In April I delved deep into a handful of change making stories with some bright minds in business, entrepreneurship, entertainment and wellness. The conversations helped to design the pieces I wrote for “Psychology Today” and “Katie Couric Media”, shaped some of the intimate conversations I had with others, and assisted my clients in unlocking their unbounded potential.
As someone who experienced suffering related to an early loss (my father died in 1979 when I was two weeks shy of turning five), I can tell you one of the hardest things to do is foster a healthy story around my grief. And one thing I did for myself, and what I help others do is shape a narrative in such a way that promotes resilience and positive change. This doesn’t mean I don’t value or speak the truth about loss. What I’ve found to benefit me and what others told me assists them in their healing is bringing a high level perspective to this issue, along with creating a meaningful story. It isn’t instant but personal profound growth and inner peace takes work.
Many people tell me a professional told them they have “Prolonged Grief”, and in my newest Psychology Today piece, I share what it is and what to do. Also, delighted to say Psychology Today listed it as an “Essential Read”.

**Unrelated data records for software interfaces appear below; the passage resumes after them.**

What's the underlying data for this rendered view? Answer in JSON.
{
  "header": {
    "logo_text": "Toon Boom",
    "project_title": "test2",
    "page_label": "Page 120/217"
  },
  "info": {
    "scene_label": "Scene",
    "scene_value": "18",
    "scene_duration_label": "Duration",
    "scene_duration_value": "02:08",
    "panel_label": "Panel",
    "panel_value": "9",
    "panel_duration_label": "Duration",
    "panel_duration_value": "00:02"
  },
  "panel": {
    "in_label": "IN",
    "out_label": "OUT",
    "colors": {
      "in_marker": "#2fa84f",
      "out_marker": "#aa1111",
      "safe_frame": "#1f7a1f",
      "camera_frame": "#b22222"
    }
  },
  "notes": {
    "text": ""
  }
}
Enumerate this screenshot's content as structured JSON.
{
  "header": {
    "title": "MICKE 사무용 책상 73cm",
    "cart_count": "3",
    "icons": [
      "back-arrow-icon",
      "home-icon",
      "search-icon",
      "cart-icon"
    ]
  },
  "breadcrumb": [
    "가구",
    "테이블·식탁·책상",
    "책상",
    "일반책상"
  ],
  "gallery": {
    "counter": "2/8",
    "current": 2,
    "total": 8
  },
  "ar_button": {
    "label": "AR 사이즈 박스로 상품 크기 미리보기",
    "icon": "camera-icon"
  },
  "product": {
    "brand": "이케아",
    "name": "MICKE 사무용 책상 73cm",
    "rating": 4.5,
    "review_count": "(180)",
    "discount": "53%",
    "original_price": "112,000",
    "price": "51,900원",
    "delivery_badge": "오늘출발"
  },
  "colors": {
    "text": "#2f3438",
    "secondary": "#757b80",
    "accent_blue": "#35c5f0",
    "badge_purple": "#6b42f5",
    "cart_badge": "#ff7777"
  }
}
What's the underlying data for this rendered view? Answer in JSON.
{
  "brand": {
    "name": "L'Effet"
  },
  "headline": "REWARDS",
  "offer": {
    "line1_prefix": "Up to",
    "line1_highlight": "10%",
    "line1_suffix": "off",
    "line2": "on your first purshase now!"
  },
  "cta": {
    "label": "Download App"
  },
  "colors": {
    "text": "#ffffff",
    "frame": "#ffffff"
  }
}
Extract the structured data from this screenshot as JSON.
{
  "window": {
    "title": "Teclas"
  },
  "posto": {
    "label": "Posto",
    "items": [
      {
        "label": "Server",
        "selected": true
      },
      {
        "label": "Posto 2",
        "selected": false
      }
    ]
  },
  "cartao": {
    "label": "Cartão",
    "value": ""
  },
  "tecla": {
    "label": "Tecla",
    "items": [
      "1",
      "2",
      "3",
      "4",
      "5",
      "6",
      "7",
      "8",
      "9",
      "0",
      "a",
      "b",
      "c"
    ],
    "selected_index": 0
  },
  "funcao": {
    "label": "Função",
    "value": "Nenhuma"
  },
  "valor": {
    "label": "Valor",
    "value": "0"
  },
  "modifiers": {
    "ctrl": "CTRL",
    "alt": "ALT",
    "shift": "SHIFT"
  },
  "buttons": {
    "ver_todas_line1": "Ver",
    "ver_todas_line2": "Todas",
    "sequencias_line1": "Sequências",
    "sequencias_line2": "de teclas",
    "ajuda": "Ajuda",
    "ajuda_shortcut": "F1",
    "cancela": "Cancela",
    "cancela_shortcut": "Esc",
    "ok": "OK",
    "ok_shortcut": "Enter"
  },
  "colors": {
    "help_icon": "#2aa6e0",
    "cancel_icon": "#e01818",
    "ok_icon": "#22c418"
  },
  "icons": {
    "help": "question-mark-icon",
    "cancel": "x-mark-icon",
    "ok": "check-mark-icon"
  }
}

Doing certain things post- loss can help you or someone you love feel safe and secure. Last month, I had the honor of being asked to write this piece for Katie Couric’s newsletter. It is a uniquie kind of check list to give you guidance for doing the right things after the loss of a loved one.
And this free resource guide, called “The Game Plan” (offered by my publisher as a download) for helping you or your loved one post- loss is my way of thanking you for dropping into my website.